(Data about app and page elements)
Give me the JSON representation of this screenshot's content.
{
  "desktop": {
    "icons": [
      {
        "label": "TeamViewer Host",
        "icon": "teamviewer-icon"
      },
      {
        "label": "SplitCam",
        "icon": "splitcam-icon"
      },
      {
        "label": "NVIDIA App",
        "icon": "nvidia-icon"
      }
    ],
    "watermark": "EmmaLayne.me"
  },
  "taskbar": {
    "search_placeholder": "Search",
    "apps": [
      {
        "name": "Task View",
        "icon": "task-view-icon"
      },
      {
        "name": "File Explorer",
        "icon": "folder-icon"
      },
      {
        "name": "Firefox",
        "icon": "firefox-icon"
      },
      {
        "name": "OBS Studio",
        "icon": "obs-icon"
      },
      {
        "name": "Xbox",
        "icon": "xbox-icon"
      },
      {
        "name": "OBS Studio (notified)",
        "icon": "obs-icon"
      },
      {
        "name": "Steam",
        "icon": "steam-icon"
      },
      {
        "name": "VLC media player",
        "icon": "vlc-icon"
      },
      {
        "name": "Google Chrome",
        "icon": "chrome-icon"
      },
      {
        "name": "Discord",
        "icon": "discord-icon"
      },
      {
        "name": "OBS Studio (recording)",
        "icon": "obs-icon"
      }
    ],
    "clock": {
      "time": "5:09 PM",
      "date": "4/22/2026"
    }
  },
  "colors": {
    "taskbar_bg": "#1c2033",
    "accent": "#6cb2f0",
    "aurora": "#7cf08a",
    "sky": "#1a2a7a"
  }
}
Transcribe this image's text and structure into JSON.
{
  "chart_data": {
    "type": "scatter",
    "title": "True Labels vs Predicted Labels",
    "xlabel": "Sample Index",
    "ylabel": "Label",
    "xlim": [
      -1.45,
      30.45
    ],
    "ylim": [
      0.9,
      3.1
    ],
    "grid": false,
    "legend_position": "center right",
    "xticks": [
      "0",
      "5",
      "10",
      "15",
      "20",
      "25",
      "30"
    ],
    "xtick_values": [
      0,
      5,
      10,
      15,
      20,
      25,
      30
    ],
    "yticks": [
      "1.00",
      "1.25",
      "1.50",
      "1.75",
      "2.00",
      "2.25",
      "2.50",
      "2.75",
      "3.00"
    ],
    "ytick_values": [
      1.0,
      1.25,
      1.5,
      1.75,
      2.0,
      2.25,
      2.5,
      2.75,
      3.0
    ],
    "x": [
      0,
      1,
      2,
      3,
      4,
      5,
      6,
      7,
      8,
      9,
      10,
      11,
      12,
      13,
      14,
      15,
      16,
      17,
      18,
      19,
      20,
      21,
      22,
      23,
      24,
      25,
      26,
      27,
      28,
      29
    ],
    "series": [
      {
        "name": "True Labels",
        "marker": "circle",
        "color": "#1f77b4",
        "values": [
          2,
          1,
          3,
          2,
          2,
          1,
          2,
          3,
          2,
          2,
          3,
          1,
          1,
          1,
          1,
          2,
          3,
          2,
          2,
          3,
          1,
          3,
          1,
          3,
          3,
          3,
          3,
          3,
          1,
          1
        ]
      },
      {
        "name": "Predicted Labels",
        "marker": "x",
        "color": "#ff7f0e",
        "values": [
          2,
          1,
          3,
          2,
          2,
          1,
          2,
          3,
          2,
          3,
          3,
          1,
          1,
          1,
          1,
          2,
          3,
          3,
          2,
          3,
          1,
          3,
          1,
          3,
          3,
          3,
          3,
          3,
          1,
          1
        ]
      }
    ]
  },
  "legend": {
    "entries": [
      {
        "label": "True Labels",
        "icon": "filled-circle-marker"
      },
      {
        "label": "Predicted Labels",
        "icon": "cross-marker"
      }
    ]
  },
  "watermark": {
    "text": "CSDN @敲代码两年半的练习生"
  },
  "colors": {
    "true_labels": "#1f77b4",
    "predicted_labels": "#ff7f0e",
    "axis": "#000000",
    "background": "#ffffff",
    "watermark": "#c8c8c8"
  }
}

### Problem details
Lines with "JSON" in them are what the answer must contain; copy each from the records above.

### Task output
Give me the JSON representation of this screenshot's content.
Transcribe this image's text and structure into JSON.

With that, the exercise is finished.